§ Problem requirements: Restate the data below word for word. Leave the images out.

(Supplied data Opens)

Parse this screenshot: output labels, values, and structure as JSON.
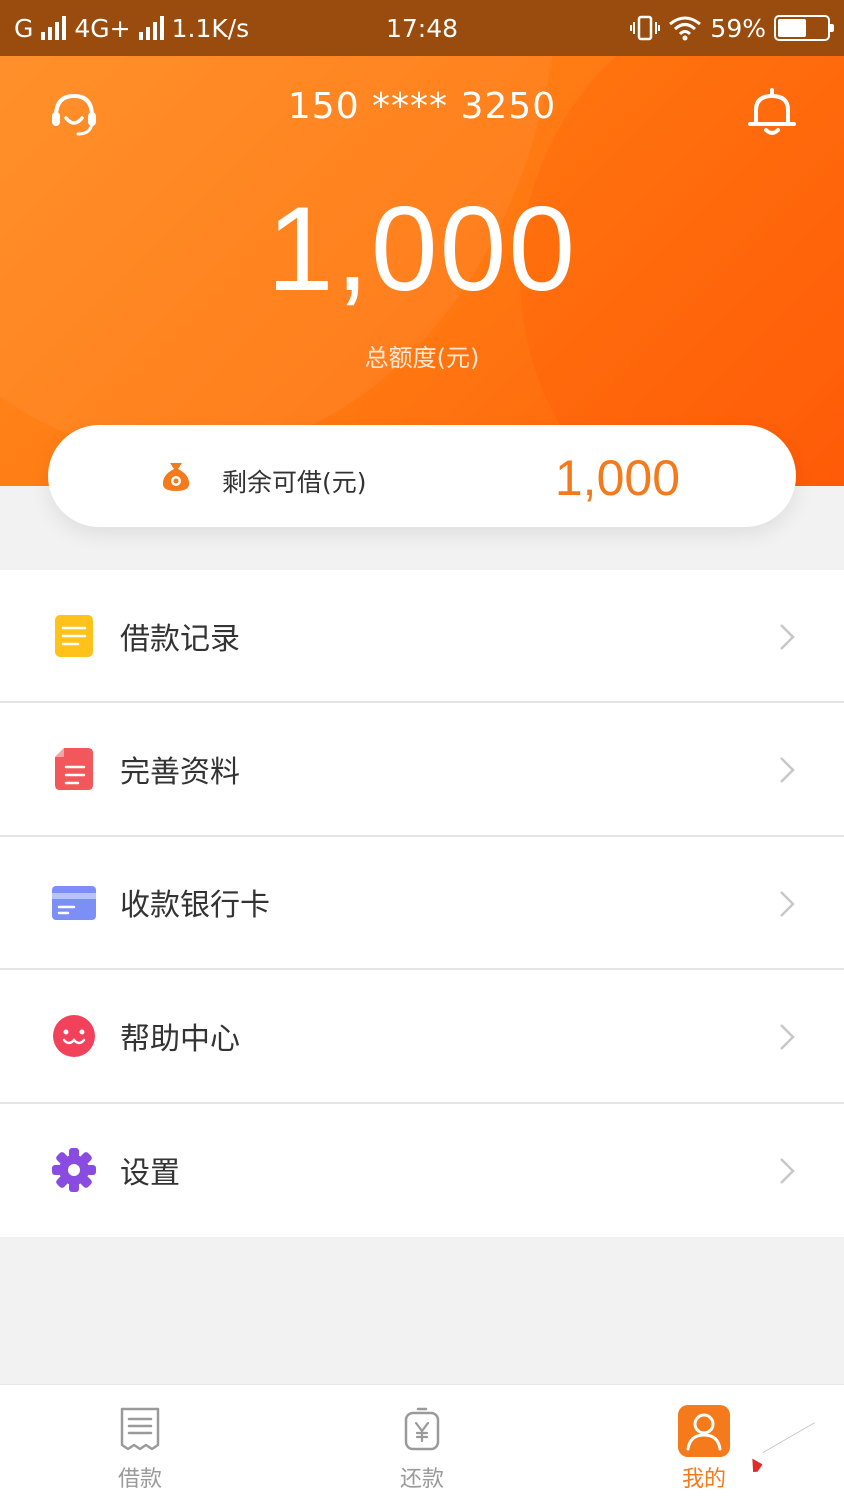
{
  "status_bar": {
    "carrier1": "G",
    "carrier2": "4G+",
    "speed": "1.1K/s",
    "time": "17:48",
    "battery": "59%",
    "battery_level": 0.59
  },
  "header": {
    "phone": "150 **** 3250",
    "total_amount": "1,000",
    "total_label": "总额度(元)",
    "support_icon": "headset-icon",
    "notify_icon": "bell-icon"
  },
  "remaining": {
    "label": "剩余可借(元)",
    "value": "1,000",
    "icon": "money-bag-icon"
  },
  "menu": {
    "items": [
      {
        "label": "借款记录",
        "icon": "note-icon",
        "color": "#ffc21a"
      },
      {
        "label": "完善资料",
        "icon": "document-icon",
        "color": "#f2575b"
      },
      {
        "label": "收款银行卡",
        "icon": "bank-card-icon",
        "color": "#7c8ff7"
      },
      {
        "label": "帮助中心",
        "icon": "smile-icon",
        "color": "#f2415a"
      },
      {
        "label": "设置",
        "icon": "gear-icon",
        "color": "#8a4be0"
      }
    ]
  },
  "tabbar": {
    "tabs": [
      {
        "label": "借款",
        "icon": "receipt-icon"
      },
      {
        "label": "还款",
        "icon": "yen-icon"
      },
      {
        "label": "我的",
        "icon": "user-icon",
        "active": true
      }
    ]
  },
  "colors": {
    "accent": "#f47a1c",
    "header_gradient_start": "#ff8a1f",
    "header_gradient_end": "#ff5e0a",
    "status_bar": "#9a4c0f"
  }
}
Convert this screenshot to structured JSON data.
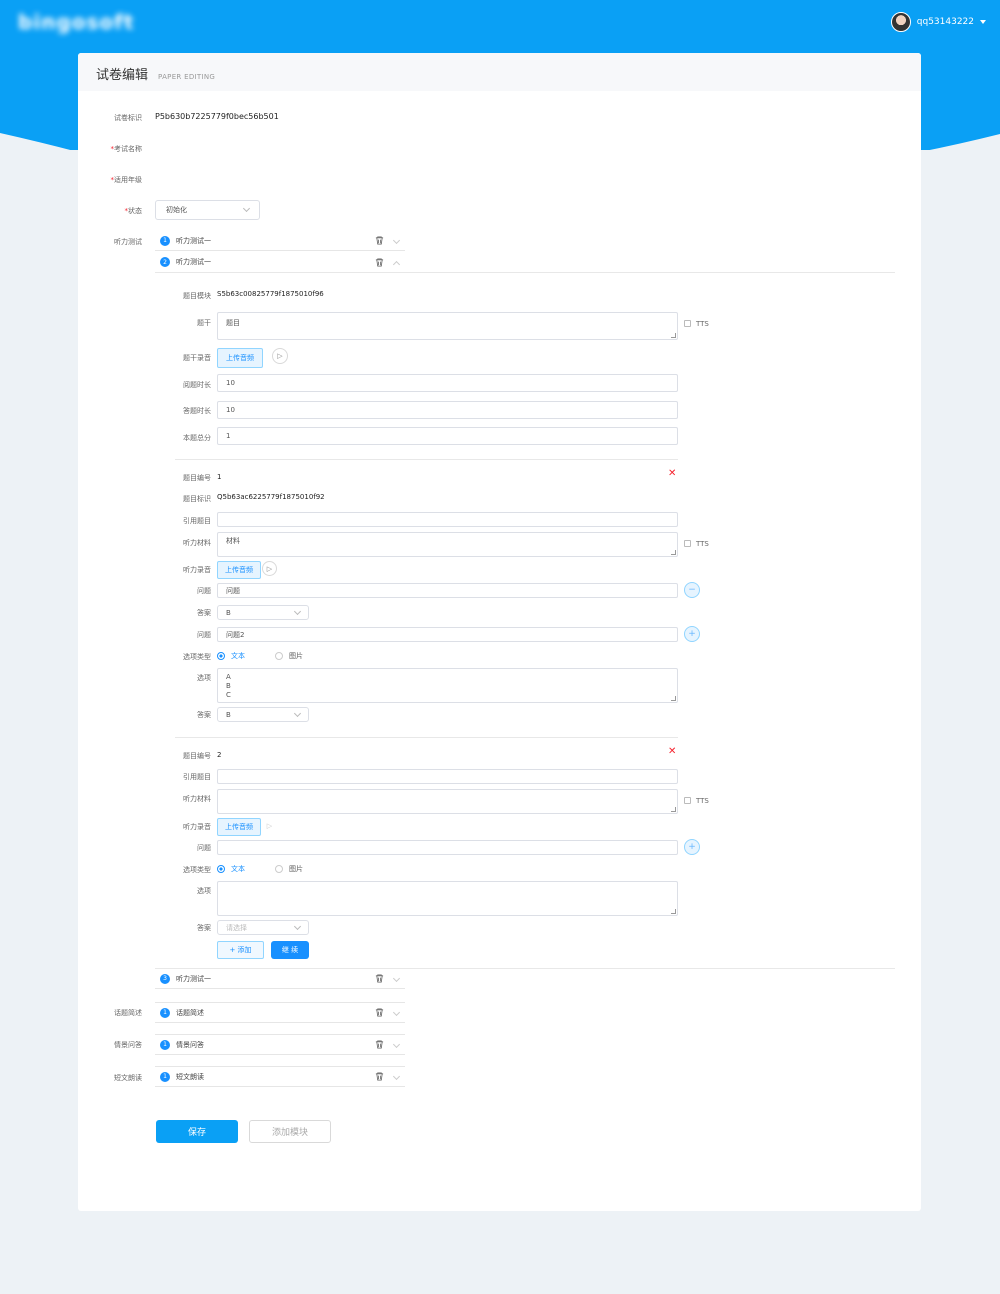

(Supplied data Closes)

§ Task solution:
Parse this screenshot: output labels, values, and structure as JSON.
{
  "status_bar": {
    "carrier1": "G",
    "carrier2": "4G+",
    "speed": "1.1K/s",
    "time": "17:48",
    "battery": "59%",
    "battery_level": 0.59
  },
  "header": {
    "phone": "150 **** 3250",
    "total_amount": "1,000",
    "total_label": "总额度(元)",
    "support_icon": "headset-icon",
    "notify_icon": "bell-icon"
  },
  "remaining": {
    "label": "剩余可借(元)",
    "value": "1,000",
    "icon": "money-bag-icon"
  },
  "menu": {
    "items": [
      {
        "label": "借款记录",
        "icon": "note-icon",
        "color": "#ffc21a"
      },
      {
        "label": "完善资料",
        "icon": "document-icon",
        "color": "#f2575b"
      },
      {
        "label": "收款银行卡",
        "icon": "bank-card-icon",
        "color": "#7c8ff7"
      },
      {
        "label": "帮助中心",
        "icon": "smile-icon",
        "color": "#f2415a"
      },
      {
        "label": "设置",
        "icon": "gear-icon",
        "color": "#8a4be0"
      }
    ]
  },
  "tabbar": {
    "tabs": [
      {
        "label": "借款",
        "icon": "receipt-icon"
      },
      {
        "label": "还款",
        "icon": "yen-icon"
      },
      {
        "label": "我的",
        "icon": "user-icon",
        "active": true
      }
    ]
  },
  "colors": {
    "accent": "#f47a1c",
    "header_gradient_start": "#ff8a1f",
    "header_gradient_end": "#ff5e0a",
    "status_bar": "#9a4c0f"
  }
}
Convert this screenshot to structured JSON data.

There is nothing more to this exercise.